## What you should do
Print the whole listing exactly.

=== Section Start ===

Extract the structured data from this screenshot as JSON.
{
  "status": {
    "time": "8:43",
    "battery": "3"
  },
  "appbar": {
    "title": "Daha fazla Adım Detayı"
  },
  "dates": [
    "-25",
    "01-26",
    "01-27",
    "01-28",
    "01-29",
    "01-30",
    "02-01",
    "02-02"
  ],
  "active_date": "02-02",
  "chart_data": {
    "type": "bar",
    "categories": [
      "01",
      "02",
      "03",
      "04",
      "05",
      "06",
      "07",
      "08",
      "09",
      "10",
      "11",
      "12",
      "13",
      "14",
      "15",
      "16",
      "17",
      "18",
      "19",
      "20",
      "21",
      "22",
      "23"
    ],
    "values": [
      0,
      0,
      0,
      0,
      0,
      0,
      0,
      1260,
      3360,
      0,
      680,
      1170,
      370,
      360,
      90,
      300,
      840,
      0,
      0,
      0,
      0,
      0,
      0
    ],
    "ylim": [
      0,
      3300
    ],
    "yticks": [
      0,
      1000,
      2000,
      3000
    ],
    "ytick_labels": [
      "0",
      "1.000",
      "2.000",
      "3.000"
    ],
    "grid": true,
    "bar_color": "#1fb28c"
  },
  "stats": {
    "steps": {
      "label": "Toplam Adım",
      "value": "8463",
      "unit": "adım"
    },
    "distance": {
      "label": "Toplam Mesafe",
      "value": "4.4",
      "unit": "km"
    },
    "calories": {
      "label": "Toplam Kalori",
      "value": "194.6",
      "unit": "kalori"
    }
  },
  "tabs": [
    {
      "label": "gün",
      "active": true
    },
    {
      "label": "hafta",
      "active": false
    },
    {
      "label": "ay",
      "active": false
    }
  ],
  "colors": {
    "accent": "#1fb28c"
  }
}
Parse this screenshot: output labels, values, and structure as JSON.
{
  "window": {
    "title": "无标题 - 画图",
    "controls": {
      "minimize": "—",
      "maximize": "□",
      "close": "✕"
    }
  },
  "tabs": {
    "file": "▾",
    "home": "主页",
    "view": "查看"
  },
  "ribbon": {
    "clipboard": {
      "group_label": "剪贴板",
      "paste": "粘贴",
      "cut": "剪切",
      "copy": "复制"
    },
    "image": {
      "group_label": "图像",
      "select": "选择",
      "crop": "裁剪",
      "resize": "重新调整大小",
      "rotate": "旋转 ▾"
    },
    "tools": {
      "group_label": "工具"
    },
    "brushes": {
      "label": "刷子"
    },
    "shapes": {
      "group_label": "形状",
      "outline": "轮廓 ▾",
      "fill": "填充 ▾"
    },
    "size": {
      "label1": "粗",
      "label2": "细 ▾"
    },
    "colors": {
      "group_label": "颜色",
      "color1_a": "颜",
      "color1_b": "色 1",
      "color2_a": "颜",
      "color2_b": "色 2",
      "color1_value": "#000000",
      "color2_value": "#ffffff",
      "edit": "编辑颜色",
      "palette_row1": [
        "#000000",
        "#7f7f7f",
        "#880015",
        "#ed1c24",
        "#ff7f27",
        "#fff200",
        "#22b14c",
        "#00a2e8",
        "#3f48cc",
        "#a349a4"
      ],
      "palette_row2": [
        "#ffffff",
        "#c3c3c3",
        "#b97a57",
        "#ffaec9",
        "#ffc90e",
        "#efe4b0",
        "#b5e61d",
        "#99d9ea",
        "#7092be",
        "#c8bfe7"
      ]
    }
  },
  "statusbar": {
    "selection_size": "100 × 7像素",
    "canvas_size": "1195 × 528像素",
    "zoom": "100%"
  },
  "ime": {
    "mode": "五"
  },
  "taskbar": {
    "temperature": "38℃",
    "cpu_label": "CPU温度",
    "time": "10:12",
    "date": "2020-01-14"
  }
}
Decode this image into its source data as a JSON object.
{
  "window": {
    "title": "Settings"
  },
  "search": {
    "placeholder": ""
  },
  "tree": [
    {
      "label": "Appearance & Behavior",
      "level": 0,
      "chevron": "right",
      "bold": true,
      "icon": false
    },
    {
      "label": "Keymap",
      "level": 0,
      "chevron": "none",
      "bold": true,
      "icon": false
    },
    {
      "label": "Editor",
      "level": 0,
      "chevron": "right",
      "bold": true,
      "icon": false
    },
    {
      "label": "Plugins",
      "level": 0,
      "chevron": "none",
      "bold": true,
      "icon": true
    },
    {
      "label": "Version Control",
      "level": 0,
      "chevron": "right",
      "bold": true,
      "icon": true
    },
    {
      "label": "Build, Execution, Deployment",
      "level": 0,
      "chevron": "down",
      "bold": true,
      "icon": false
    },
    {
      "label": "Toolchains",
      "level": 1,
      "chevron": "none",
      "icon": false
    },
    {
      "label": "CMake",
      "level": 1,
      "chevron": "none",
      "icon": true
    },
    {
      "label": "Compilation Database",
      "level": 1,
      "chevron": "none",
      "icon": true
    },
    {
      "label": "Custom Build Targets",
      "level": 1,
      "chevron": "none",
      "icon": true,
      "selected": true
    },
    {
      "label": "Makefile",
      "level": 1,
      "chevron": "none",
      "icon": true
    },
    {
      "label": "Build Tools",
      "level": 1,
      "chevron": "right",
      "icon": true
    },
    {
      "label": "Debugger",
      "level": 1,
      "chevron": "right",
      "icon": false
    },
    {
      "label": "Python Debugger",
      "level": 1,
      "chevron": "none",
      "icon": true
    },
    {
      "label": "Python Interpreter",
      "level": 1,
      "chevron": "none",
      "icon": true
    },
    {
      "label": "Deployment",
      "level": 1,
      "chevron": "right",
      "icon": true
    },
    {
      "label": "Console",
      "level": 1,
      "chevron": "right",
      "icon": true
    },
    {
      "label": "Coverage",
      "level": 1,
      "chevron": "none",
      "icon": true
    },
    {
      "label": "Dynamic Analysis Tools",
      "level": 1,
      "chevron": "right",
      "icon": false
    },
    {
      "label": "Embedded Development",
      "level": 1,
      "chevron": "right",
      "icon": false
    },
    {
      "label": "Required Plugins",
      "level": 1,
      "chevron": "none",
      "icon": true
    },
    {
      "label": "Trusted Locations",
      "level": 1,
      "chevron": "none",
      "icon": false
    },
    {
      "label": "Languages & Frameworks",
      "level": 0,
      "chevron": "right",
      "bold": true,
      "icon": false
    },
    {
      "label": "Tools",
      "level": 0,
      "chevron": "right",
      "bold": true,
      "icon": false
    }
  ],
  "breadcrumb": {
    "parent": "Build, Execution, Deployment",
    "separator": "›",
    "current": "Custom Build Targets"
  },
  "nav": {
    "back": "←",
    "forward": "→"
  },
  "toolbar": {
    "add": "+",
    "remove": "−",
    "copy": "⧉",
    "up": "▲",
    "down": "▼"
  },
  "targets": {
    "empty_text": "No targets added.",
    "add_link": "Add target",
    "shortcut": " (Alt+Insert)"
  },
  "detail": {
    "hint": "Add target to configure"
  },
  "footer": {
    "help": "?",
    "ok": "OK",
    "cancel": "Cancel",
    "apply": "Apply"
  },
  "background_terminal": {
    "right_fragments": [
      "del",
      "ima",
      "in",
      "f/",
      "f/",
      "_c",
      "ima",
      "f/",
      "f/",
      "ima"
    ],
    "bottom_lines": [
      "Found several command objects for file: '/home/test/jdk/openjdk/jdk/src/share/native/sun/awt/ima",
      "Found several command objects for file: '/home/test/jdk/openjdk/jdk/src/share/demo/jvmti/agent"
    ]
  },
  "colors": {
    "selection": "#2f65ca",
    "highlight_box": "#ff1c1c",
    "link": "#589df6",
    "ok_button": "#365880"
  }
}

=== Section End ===

## Solution to the problem
Extract the structured data from this screenshot as JSON.
{
  "status": {
    "time": "8:43",
    "battery": "3"
  },
  "appbar": {
    "title": "Daha fazla Adım Detayı"
  },
  "dates": [
    "-25",
    "01-26",
    "01-27",
    "01-28",
    "01-29",
    "01-30",
    "02-01",
    "02-02"
  ],
  "active_date": "02-02",
  "chart_data": {
    "type": "bar",
    "categories": [
      "01",
      "02",
      "03",
      "04",
      "05",
      "06",
      "07",
      "08",
      "09",
      "10",
      "11",
      "12",
      "13",
      "14",
      "15",
      "16",
      "17",
      "18",
      "19",
      "20",
      "21",
      "22",
      "23"
    ],
    "values": [
      0,
      0,
      0,
      0,
      0,
      0,
      0,
      1260,
      3360,
      0,
      680,
      1170,
      370,
      360,
      90,
      300,
      840,
      0,
      0,
      0,
      0,
      0,
      0
    ],
    "ylim": [
      0,
      3300
    ],
    "yticks": [
      0,
      1000,
      2000,
      3000
    ],
    "ytick_labels": [
      "0",
      "1.000",
      "2.000",
      "3.000"
    ],
    "grid": true,
    "bar_color": "#1fb28c"
  },
  "stats": {
    "steps": {
      "label": "Toplam Adım",
      "value": "8463",
      "unit": "adım"
    },
    "distance": {
      "label": "Toplam Mesafe",
      "value": "4.4",
      "unit": "km"
    },
    "calories": {
      "label": "Toplam Kalori",
      "value": "194.6",
      "unit": "kalori"
    }
  },
  "tabs": [
    {
      "label": "gün",
      "active": true
    },
    {
      "label": "hafta",
      "active": false
    },
    {
      "label": "ay",
      "active": false
    }
  ],
  "colors": {
    "accent": "#1fb28c"
  }
}
Parse this screenshot: output labels, values, and structure as JSON.
{
  "window": {
    "title": "无标题 - 画图",
    "controls": {
      "minimize": "—",
      "maximize": "□",
      "close": "✕"
    }
  },
  "tabs": {
    "file": "▾",
    "home": "主页",
    "view": "查看"
  },
  "ribbon": {
    "clipboard": {
      "group_label": "剪贴板",
      "paste": "粘贴",
      "cut": "剪切",
      "copy": "复制"
    },
    "image": {
      "group_label": "图像",
      "select": "选择",
      "crop": "裁剪",
      "resize": "重新调整大小",
      "rotate": "旋转 ▾"
    },
    "tools": {
      "group_label": "工具"
    },
    "brushes": {
      "label": "刷子"
    },
    "shapes": {
      "group_label": "形状",
      "outline": "轮廓 ▾",
      "fill": "填充 ▾"
    },
    "size": {
      "label1": "粗",
      "label2": "细 ▾"
    },
    "colors": {
      "group_label": "颜色",
      "color1_a": "颜",
      "color1_b": "色 1",
      "color2_a": "颜",
      "color2_b": "色 2",
      "color1_value": "#000000",
      "color2_value": "#ffffff",
      "edit": "编辑颜色",
      "palette_row1": [
        "#000000",
        "#7f7f7f",
        "#880015",
        "#ed1c24",
        "#ff7f27",
        "#fff200",
        "#22b14c",
        "#00a2e8",
        "#3f48cc",
        "#a349a4"
      ],
      "palette_row2": [
        "#ffffff",
        "#c3c3c3",
        "#b97a57",
        "#ffaec9",
        "#ffc90e",
        "#efe4b0",
        "#b5e61d",
        "#99d9ea",
        "#7092be",
        "#c8bfe7"
      ]
    }
  },
  "statusbar": {
    "selection_size": "100 × 7像素",
    "canvas_size": "1195 × 528像素",
    "zoom": "100%"
  },
  "ime": {
    "mode": "五"
  },
  "taskbar": {
    "temperature": "38℃",
    "cpu_label": "CPU温度",
    "time": "10:12",
    "date": "2020-01-14"
  }
}
Decode this image into its source data as a JSON object.
{
  "window": {
    "title": "Settings"
  },
  "search": {
    "placeholder": ""
  },
  "tree": [
    {
      "label": "Appearance & Behavior",
      "level": 0,
      "chevron": "right",
      "bold": true,
      "icon": false
    },
    {
      "label": "Keymap",
      "level": 0,
      "chevron": "none",
      "bold": true,
      "icon": false
    },
    {
      "label": "Editor",
      "level": 0,
      "chevron": "right",
      "bold": true,
      "icon": false
    },
    {
      "label": "Plugins",
      "level": 0,
      "chevron": "none",
      "bold": true,
      "icon": true
    },
    {
      "label": "Version Control",
      "level": 0,
      "chevron": "right",
      "bold": true,
      "icon": true
    },
    {
      "label": "Build, Execution, Deployment",
      "level": 0,
      "chevron": "down",
      "bold": true,
      "icon": false
    },
    {
      "label": "Toolchains",
      "level": 1,
      "chevron": "none",
      "icon": false
    },
    {
      "label": "CMake",
      "level": 1,
      "chevron": "none",
      "icon": true
    },
    {
      "label": "Compilation Database",
      "level": 1,
      "chevron": "none",
      "icon": true
    },
    {
      "label": "Custom Build Targets",
      "level": 1,
      "chevron": "none",
      "icon": true,
      "selected": true
    },
    {
      "label": "Makefile",
      "level": 1,
      "chevron": "none",
      "icon": true
    },
    {
      "label": "Build Tools",
      "level": 1,
      "chevron": "right",
      "icon": true
    },
    {
      "label": "Debugger",
      "level": 1,
      "chevron": "right",
      "icon": false
    },
    {
      "label": "Python Debugger",
      "level": 1,
      "chevron": "none",
      "icon": true
    },
    {
      "label": "Python Interpreter",
      "level": 1,
      "chevron": "none",
      "icon": true
    },
    {
      "label": "Deployment",
      "level": 1,
      "chevron": "right",
      "icon": true
    },
    {
      "label": "Console",
      "level": 1,
      "chevron": "right",
      "icon": true
    },
    {
      "label": "Coverage",
      "level": 1,
      "chevron": "none",
      "icon": true
    },
    {
      "label": "Dynamic Analysis Tools",
      "level": 1,
      "chevron": "right",
      "icon": false
    },
    {
      "label": "Embedded Development",
      "level": 1,
      "chevron": "right",
      "icon": false
    },
    {
      "label": "Required Plugins",
      "level": 1,
      "chevron": "none",
      "icon": true
    },
    {
      "label": "Trusted Locations",
      "level": 1,
      "chevron": "none",
      "icon": false
    },
    {
      "label": "Languages & Frameworks",
      "level": 0,
      "chevron": "right",
      "bold": true,
      "icon": false
    },
    {
      "label": "Tools",
      "level": 0,
      "chevron": "right",
      "bold": true,
      "icon": false
    }
  ],
  "breadcrumb": {
    "parent": "Build, Execution, Deployment",
    "separator": "›",
    "current": "Custom Build Targets"
  },
  "nav": {
    "back": "←",
    "forward": "→"
  },
  "toolbar": {
    "add": "+",
    "remove": "−",
    "copy": "⧉",
    "up": "▲",
    "down": "▼"
  },
  "targets": {
    "empty_text": "No targets added.",
    "add_link": "Add target",
    "shortcut": " (Alt+Insert)"
  },
  "detail": {
    "hint": "Add target to configure"
  },
  "footer": {
    "help": "?",
    "ok": "OK",
    "cancel": "Cancel",
    "apply": "Apply"
  },
  "background_terminal": {
    "right_fragments": [
      "del",
      "ima",
      "in",
      "f/",
      "f/",
      "_c",
      "ima",
      "f/",
      "f/",
      "ima"
    ],
    "bottom_lines": [
      "Found several command objects for file: '/home/test/jdk/openjdk/jdk/src/share/native/sun/awt/ima",
      "Found several command objects for file: '/home/test/jdk/openjdk/jdk/src/share/demo/jvmti/agent"
    ]
  },
  "colors": {
    "selection": "#2f65ca",
    "highlight_box": "#ff1c1c",
    "link": "#589df6",
    "ok_button": "#365880"
  }
}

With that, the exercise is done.